The MP for Shrewsbury and Atcham’s comments followed Government confirmation the UK will participate in UK European elections after Brexit talks remained deadlocked. Prime Minister Theresa May’s spokesman David Lidington says the delay had come “regrettably” but hoped it would be “as short as possible”. But Mr Kaczynski, a strong advocate of Brexit, told Emma Barnett on Radio 5 Live he believed another vote may soon be “the only option” left.

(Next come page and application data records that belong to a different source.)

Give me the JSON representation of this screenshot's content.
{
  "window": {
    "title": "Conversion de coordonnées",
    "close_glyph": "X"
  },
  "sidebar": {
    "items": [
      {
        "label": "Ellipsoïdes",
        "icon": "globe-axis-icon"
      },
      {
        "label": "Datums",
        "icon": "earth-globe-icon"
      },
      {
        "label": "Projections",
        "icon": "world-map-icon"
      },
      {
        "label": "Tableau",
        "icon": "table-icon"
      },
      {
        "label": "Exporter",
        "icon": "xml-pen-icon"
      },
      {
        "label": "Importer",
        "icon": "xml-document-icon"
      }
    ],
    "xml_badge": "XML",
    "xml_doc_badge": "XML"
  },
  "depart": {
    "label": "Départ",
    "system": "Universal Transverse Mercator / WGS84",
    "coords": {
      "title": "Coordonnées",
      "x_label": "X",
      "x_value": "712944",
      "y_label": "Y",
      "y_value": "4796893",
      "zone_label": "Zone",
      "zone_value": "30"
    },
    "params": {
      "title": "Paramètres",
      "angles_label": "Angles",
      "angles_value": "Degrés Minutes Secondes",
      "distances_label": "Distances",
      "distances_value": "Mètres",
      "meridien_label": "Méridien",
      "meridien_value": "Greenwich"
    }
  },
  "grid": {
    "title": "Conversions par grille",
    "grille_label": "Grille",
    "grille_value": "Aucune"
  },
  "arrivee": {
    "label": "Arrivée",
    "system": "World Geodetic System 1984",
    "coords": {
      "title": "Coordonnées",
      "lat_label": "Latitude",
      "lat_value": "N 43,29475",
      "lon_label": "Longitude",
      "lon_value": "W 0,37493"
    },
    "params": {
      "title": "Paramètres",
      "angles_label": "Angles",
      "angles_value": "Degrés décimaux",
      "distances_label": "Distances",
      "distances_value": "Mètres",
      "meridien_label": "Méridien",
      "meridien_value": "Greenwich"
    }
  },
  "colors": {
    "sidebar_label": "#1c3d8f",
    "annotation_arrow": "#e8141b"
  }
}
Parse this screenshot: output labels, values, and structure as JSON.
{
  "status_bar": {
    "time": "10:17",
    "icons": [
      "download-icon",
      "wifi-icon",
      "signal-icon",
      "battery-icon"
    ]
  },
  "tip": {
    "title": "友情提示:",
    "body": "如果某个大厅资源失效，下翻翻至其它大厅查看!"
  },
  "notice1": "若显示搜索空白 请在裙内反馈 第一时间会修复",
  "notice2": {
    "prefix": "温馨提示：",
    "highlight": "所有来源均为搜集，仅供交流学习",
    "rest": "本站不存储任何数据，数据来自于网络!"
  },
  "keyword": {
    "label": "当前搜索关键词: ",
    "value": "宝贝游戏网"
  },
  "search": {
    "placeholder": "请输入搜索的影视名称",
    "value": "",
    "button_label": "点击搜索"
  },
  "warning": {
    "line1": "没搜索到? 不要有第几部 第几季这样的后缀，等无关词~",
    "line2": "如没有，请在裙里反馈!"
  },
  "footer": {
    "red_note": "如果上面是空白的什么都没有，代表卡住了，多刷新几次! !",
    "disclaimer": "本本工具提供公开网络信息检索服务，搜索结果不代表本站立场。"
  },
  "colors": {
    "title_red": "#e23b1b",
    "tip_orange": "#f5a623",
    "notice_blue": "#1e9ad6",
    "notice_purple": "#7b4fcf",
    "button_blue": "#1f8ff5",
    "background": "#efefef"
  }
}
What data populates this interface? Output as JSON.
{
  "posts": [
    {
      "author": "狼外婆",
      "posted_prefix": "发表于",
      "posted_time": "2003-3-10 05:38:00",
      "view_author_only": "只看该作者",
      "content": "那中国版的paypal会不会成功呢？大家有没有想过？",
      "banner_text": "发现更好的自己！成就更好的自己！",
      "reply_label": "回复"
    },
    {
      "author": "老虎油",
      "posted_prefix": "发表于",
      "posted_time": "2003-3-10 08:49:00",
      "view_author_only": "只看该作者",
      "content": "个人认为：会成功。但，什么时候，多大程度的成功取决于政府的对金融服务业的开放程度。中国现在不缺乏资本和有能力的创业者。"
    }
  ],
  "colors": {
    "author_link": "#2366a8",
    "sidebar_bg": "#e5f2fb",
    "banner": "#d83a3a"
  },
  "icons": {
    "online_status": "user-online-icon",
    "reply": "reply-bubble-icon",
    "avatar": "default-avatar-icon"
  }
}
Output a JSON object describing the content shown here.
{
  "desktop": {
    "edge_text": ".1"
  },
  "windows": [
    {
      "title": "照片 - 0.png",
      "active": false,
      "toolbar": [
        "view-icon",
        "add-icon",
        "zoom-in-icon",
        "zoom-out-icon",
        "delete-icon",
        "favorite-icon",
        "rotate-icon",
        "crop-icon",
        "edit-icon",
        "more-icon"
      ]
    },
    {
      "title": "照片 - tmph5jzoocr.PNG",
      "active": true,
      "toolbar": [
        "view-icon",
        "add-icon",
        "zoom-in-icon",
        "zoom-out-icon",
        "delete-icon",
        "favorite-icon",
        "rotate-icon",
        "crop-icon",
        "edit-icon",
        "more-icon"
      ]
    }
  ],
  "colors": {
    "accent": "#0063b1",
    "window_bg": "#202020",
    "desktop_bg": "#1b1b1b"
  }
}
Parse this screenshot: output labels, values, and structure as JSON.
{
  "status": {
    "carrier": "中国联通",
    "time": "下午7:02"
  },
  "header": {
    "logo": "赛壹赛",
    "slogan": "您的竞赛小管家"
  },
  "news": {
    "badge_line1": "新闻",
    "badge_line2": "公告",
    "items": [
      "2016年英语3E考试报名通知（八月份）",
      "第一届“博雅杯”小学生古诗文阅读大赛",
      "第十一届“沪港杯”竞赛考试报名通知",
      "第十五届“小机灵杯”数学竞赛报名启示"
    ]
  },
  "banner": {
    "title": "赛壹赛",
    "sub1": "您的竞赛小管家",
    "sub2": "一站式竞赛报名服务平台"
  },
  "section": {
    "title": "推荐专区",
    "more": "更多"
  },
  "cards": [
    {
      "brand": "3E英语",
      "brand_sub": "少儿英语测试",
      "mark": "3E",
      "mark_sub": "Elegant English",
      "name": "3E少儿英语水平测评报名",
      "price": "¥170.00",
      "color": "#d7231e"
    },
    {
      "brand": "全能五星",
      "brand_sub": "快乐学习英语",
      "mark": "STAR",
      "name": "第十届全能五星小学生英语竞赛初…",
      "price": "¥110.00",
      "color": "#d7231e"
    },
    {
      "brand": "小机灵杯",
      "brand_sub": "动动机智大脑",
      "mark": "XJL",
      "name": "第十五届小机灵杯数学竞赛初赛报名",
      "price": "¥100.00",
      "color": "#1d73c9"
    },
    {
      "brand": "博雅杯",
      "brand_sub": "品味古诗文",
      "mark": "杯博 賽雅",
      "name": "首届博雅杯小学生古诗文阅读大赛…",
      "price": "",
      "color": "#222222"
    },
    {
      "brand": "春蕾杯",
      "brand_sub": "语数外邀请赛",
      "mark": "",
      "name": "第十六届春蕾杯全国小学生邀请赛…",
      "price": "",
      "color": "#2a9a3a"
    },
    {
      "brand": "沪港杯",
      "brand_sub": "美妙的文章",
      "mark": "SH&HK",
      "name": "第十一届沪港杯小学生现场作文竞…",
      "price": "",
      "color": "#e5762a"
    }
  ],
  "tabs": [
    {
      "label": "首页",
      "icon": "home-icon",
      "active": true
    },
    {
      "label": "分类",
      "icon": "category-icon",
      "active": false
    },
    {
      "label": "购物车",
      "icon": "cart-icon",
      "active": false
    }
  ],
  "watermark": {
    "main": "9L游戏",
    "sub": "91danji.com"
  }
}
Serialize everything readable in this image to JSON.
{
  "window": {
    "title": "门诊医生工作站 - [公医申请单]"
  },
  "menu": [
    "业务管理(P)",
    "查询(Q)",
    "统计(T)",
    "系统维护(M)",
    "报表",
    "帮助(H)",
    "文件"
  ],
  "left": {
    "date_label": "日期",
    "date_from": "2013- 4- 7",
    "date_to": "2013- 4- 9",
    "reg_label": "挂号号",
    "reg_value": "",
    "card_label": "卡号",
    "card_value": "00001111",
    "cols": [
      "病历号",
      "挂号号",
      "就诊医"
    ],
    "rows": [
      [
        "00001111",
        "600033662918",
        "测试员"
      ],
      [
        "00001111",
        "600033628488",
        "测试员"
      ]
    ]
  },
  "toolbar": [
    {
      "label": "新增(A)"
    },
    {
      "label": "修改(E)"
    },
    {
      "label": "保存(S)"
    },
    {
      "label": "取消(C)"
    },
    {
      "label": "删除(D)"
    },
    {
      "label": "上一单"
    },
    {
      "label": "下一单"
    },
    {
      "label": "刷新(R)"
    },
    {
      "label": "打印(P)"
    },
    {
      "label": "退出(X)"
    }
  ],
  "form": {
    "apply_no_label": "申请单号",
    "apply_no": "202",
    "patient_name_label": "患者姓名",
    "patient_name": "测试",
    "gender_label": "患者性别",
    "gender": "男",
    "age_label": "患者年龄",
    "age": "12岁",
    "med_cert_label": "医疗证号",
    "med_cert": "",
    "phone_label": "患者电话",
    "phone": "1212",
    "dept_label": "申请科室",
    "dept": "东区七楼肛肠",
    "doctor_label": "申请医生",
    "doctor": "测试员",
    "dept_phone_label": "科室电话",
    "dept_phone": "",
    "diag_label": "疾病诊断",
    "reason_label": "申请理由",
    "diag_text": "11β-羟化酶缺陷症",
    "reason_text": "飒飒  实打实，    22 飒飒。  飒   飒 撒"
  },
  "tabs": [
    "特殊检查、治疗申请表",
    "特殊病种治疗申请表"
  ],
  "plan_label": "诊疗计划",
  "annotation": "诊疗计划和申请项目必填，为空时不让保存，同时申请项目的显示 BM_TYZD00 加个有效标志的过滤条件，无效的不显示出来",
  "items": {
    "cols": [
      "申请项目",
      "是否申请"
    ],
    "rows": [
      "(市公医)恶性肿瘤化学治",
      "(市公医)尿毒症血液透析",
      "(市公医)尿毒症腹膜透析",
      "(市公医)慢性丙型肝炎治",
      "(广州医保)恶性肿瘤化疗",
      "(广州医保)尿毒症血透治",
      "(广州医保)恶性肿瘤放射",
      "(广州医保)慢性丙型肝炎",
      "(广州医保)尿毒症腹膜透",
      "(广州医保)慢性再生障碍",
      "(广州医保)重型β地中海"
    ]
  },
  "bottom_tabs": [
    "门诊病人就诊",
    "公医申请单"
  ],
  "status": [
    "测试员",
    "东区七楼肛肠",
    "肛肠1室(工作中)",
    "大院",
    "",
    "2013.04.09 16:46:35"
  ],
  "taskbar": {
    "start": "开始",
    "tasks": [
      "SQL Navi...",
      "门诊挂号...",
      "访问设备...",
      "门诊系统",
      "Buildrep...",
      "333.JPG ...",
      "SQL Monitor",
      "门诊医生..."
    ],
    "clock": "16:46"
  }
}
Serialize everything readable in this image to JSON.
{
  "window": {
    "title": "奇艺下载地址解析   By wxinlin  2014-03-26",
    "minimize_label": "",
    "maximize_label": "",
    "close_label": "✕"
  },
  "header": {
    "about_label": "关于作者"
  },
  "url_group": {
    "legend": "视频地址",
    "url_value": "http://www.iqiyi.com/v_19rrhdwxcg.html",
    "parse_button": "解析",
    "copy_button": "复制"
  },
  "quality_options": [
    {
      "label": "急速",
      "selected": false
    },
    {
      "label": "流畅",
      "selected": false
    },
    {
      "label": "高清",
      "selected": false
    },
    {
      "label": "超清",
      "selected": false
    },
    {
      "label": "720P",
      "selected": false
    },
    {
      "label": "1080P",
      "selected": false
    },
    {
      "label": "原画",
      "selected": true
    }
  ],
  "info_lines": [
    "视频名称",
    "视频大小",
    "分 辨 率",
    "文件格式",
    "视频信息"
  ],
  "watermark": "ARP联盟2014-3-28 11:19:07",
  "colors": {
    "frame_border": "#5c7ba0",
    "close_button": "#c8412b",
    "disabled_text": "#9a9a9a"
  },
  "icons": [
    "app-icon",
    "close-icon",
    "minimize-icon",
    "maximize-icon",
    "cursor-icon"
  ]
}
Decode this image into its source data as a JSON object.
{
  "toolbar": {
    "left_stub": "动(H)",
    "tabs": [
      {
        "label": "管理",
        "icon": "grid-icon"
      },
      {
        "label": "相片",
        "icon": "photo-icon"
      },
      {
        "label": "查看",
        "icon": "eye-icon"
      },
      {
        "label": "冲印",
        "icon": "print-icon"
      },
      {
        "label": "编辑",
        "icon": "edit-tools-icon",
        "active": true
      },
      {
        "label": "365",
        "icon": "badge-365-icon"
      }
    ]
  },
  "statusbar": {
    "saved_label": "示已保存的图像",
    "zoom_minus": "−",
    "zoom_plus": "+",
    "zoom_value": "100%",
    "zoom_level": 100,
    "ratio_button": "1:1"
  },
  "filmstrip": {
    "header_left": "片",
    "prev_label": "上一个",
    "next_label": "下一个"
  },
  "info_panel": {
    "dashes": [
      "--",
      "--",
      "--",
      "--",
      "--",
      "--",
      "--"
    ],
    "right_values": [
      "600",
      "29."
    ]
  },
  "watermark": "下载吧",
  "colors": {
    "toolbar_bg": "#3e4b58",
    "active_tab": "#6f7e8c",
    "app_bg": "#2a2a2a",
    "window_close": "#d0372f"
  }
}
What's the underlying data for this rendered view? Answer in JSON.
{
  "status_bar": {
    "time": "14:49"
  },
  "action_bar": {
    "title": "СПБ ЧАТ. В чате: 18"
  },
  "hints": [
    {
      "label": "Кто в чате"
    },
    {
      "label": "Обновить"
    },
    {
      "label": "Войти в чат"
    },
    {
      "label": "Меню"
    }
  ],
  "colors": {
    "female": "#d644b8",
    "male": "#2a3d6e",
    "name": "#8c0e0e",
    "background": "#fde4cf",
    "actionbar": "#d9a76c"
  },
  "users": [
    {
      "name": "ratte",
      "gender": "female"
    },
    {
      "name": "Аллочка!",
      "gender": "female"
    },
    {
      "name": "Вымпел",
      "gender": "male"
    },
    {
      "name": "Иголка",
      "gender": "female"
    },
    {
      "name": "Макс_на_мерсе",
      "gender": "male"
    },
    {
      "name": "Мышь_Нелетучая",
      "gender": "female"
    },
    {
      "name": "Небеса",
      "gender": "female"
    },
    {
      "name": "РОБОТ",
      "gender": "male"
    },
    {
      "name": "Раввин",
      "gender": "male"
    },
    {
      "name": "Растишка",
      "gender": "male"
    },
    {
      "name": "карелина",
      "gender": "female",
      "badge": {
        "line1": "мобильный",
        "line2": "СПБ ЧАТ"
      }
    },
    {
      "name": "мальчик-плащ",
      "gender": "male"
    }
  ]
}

Speaking about what would happen if the Commons cannot reach agreement, he said: “If we cannot do this, if this is beyond us, and if we fail, then another referendum is inevitable.
“If we fail, if there can be no compromise between the parties, I can actually see then the logic, and other people will be demanding another referendum.
“And those like me who have genuine concerns about what will happen to our society if we go through this process again, we will lose that debate over the referendum, because it will be the only option then left available to try to break the gridlock that we’ve entered into.”
The Polish-born Conservative warned Jacob Rees-Mogg’s hardline European Research Group (ERG) even risked being blamed for a possible second referendum.
He continued: “And it will be the fault of these people in the Conservative party – in the ERG [European Research Group], and others – who refuse to compromise.
“I can’t begin to explain how worried and angry I am at their lack of being able to compromise and listen to what their constituents have to say.”
Daily Mirror Political Editor Pippa Crerar, citing Mr Kaczynski’s interview, said she had seen several other Brexiteers wavering on a second referendum.
She tweeted: “Shifting sands? I’ve spoken to several Brexiteers in the last few weeks who think that a second referendum may now happen – and aren’t entirely unhappy about it.
“After all, presumably it’s a way of getting the no deal Brexit they desire.”
Labour’s shadow Brexit secretary Sir Keir Starmer also admitted a second referendum is still “on the agenda” as he talked about the latest negotiations.
Mr Starmer said talks were at “crunch time, where the government has got to decide whether it is serious about significant changes capable of actually delivering a majority in the House of Commons”.
A second referendum has been looking increasingly likely after the Liberal Democrats saw a comeback at last week’s local elections.
The pro-EU party gained 703 seats, swelling its ranks to 1,350 councillors.
The Liberal Democrats has positioned itself as the party dedicated to offering a second referendum on Brexit.